Come for the art, and then let your taste buds take over during a culinary timeout from your shopping adventures. The streets are lined with vendors who offer everything from classic fair foods to tasty sandwiches, BBQ, sirloin beef tips, desserts and much more 

“There’s African-style food,  Mediterranean cuisine, and of course festival food favorites like soft pretzels, elephant ears and fresh squeezed lemonade. Really, there is something for every foodie to enjoy,” Flanders said. 

Flanders doesn’t like to play favorites – and suggests that visitors follow their own cravings – but at least once every year she’ll make her way to the Ice Box Brand Ice Cream Bars truck for a locally-made treat from the Whitehall-based business. 

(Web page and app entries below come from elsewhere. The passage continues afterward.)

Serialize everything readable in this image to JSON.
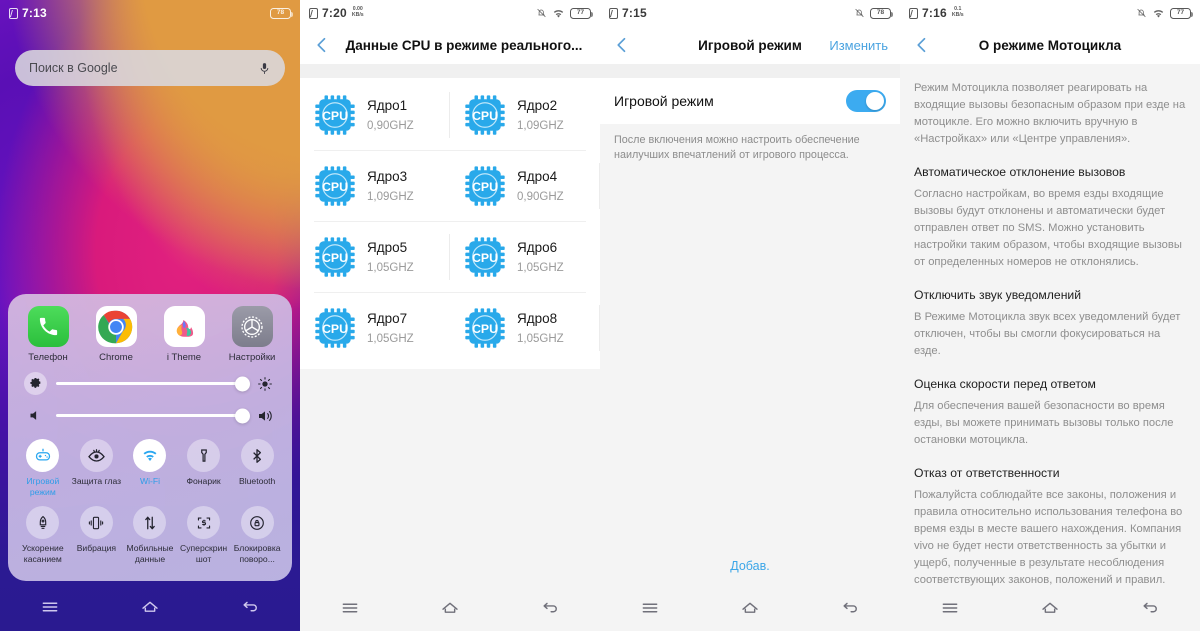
{
  "screens": {
    "home": {
      "status": {
        "time": "7:13",
        "battery": "78",
        "sim_icon": "sim-card-icon",
        "battery_icon": "battery-icon"
      },
      "search": {
        "placeholder": "Поиск в Google",
        "mic_icon": "microphone-icon"
      },
      "control_center": {
        "apps": [
          {
            "label": "Телефон",
            "icon": "phone-app-icon"
          },
          {
            "label": "Chrome",
            "icon": "chrome-app-icon"
          },
          {
            "label": "i Theme",
            "icon": "itheme-app-icon"
          },
          {
            "label": "Настройки",
            "icon": "settings-app-icon"
          }
        ],
        "brightness": {
          "left_icon": "gear-icon",
          "right_icon": "brightness-icon",
          "value": "95"
        },
        "volume": {
          "left_icon": "volume-low-icon",
          "right_icon": "volume-high-icon",
          "value": "95"
        },
        "tiles": [
          {
            "label": "Игровой режим",
            "icon": "game-mode-icon",
            "active": true
          },
          {
            "label": "Защита глаз",
            "icon": "eye-protection-icon",
            "active": false
          },
          {
            "label": "Wi-Fi",
            "icon": "wifi-icon",
            "active": true
          },
          {
            "label": "Фонарик",
            "icon": "flashlight-icon",
            "active": false
          },
          {
            "label": "Bluetooth",
            "icon": "bluetooth-icon",
            "active": false
          },
          {
            "label": "Ускорение касанием",
            "icon": "touch-boost-icon",
            "active": false
          },
          {
            "label": "Вибрация",
            "icon": "vibration-icon",
            "active": false
          },
          {
            "label": "Мобильные данные",
            "icon": "mobile-data-icon",
            "active": false
          },
          {
            "label": "Суперскриншот",
            "icon": "super-screenshot-icon",
            "active": false
          },
          {
            "label": "Блокировка поворо...",
            "icon": "rotation-lock-icon",
            "active": false
          }
        ]
      },
      "navbar": {
        "recents_icon": "menu-icon",
        "home_icon": "home-icon",
        "back_icon": "back-icon"
      }
    },
    "cpu": {
      "status": {
        "time": "7:20",
        "netspeed_value": "0.00",
        "netspeed_unit": "KB/s",
        "battery": "77"
      },
      "appbar": {
        "title": "Данные CPU в режиме реального...",
        "back_icon": "back-chevron-icon"
      },
      "cores": [
        {
          "name": "Ядро1",
          "freq": "0,90GHZ"
        },
        {
          "name": "Ядро2",
          "freq": "1,09GHZ"
        },
        {
          "name": "Ядро3",
          "freq": "1,09GHZ"
        },
        {
          "name": "Ядро4",
          "freq": "0,90GHZ"
        },
        {
          "name": "Ядро5",
          "freq": "1,05GHZ"
        },
        {
          "name": "Ядро6",
          "freq": "1,05GHZ"
        },
        {
          "name": "Ядро7",
          "freq": "1,05GHZ"
        },
        {
          "name": "Ядро8",
          "freq": "1,05GHZ"
        }
      ],
      "cpu_icon_text": "CPU"
    },
    "game": {
      "status": {
        "time": "7:15",
        "battery": "78"
      },
      "appbar": {
        "title": "Игровой режим",
        "action": "Изменить",
        "back_icon": "back-chevron-icon"
      },
      "toggle_row": {
        "label": "Игровой режим",
        "state": "on"
      },
      "description": "После включения можно настроить обеспечение наилучших впечатлений от игрового процесса.",
      "add_button": "Добав."
    },
    "moto": {
      "status": {
        "time": "7:16",
        "netspeed_value": "0.1",
        "netspeed_unit": "KB/s",
        "battery": "77"
      },
      "appbar": {
        "title": "О режиме Мотоцикла",
        "back_icon": "back-chevron-icon"
      },
      "intro": "Режим Мотоцикла позволяет реагировать на входящие вызовы безопасным образом при езде на мотоцикле. Его можно включить вручную в «Настройках» или «Центре управления».",
      "sections": [
        {
          "heading": "Автоматическое отклонение вызовов",
          "body": "Согласно настройкам, во время езды входящие вызовы будут отклонены и автоматически будет отправлен ответ по SMS. Можно установить настройки таким образом, чтобы входящие вызовы от определенных номеров не отклонялись."
        },
        {
          "heading": "Отключить звук уведомлений",
          "body": "В Режиме Мотоцикла звук всех уведомлений будет отключен, чтобы вы смогли фокусироваться на езде."
        },
        {
          "heading": "Оценка скорости перед ответом",
          "body": "Для обеспечения вашей безопасности во время езды, вы можете принимать вызовы только после остановки мотоцикла."
        },
        {
          "heading": "Отказ от ответственности",
          "body": "Пожалуйста соблюдайте все законы, положения и правила относительно использования телефона во время езды в месте вашего нахождения. Компания vivo не будет нести ответственность за убытки и ущерб, полученные в результате несоблюдения соответствующих законов, положений и правил. Для работы"
        }
      ]
    }
  },
  "colors": {
    "accent_blue": "#3ca6e8",
    "cpu_blue": "#29a9ea",
    "toggle_on": "#3cabf0",
    "light_bg": "#f4f4f4",
    "wallpaper_purple": "#6412bd",
    "wallpaper_magenta": "#d91a7c",
    "wallpaper_orange": "#dd9543"
  }
}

“They’re heavenly,” she said. 

Authors’ Tent and Interactive Art 

Find Michigan’s next great writer among 20 Mitten-centric authors who will be at the show in the Emerging Author’s tent. The authors are available for one-on-one discussions and to provide signed copies of their books that will likely be next on your summer reading list. 

“This is a great chance for some exposure and to get the word out about their writings,” Flanders said. “We want to support creative expression of all kinds at our show.” 

The festival even gives visitors the chance to participate in creating their own art with Chalk The Walk and the Community Interactive Art ProjectOn July 5 from 4-6pm chalk will be set out for guests to take sidewalk art to the streets of Western Avenue. If chalk isn’t your style, then the Community Interactive Art Project will allow you to create a masterpiece of art with paint on canvas! Each year thousands of people bring new excitement and their own touch of creativity to the event. 

“It’s always really cool to see what people come up with,” Flanders said. “Everyone from kids and their parents, to art students and grandparents, get out there and get creative.” 

Visit the Lakeshore Art Festival’s website to discover more about the exciting weekend in Muskegon. 

 

 

Bringing art to the community: The Lansing River Trail becomes a cultural attraction

ARTpath 2019 is here!

Dark highway underpasses have been transformed with bright murals.

An outdoor basketball court that became an asphalt canvas.

Sculptures placed intermittently along the Lansing River Trail boardwalk.

Those are just three examples of how Lansing Art Gallery & Education Center is bringing the 2019 Art Path to the community for the second consecutive year, doubling the size and interactivity of the inaugural event last summer.

Katrina Daniels, the gallery’s exhibitions and sales director, said the 20 pieces will dot a 3.5-mile stretch of the Lansing River Trail, from Old Town to REO Town. Each of the public pieces of art comes from a Michigan resident. The installments started being placed early in June and a formal kickoff was held at the Turner Dodge House on June 7.

“We know that cultural institutions can be intimidating, so we are bringing the art to the people where they are in the community,” Daniels said. “They’ll have an opportunity to interact with the pieces on their terms and at a time of their choosing.

“By using the Lansing River Trail, the Art Path creates awareness, and people have the ability to engage during a walk, a bike ride or kayaking between locations. The trail is one of Lansing’s outstanding recreational opportunities, and now it’s being used as a cultural attraction as well.”

Organizers expect 50,000 visitors will enjoy the public art exhibition this year. Daniels said excitement built during the 2018 phase and drew people from around the state to the trail. She anticipates people will return as word of mouth about the exhibition spreads.

“We’ve been strategic in every setting, making sure to pair the right piece of art in the right place.”

The gallery partnered with the City of Lansing’s Parks and Recreation Department and donors to create Art Path.

“The community and our supporters have really shown love in being a part of this, and we could not be any more appreciative of how everyone has come together for a great event,” Daniels said. “It’s going to be an incredible summer in Lansing.”

Visit Lansing Art Gallery & Education Center’s website to discover more about Art Path.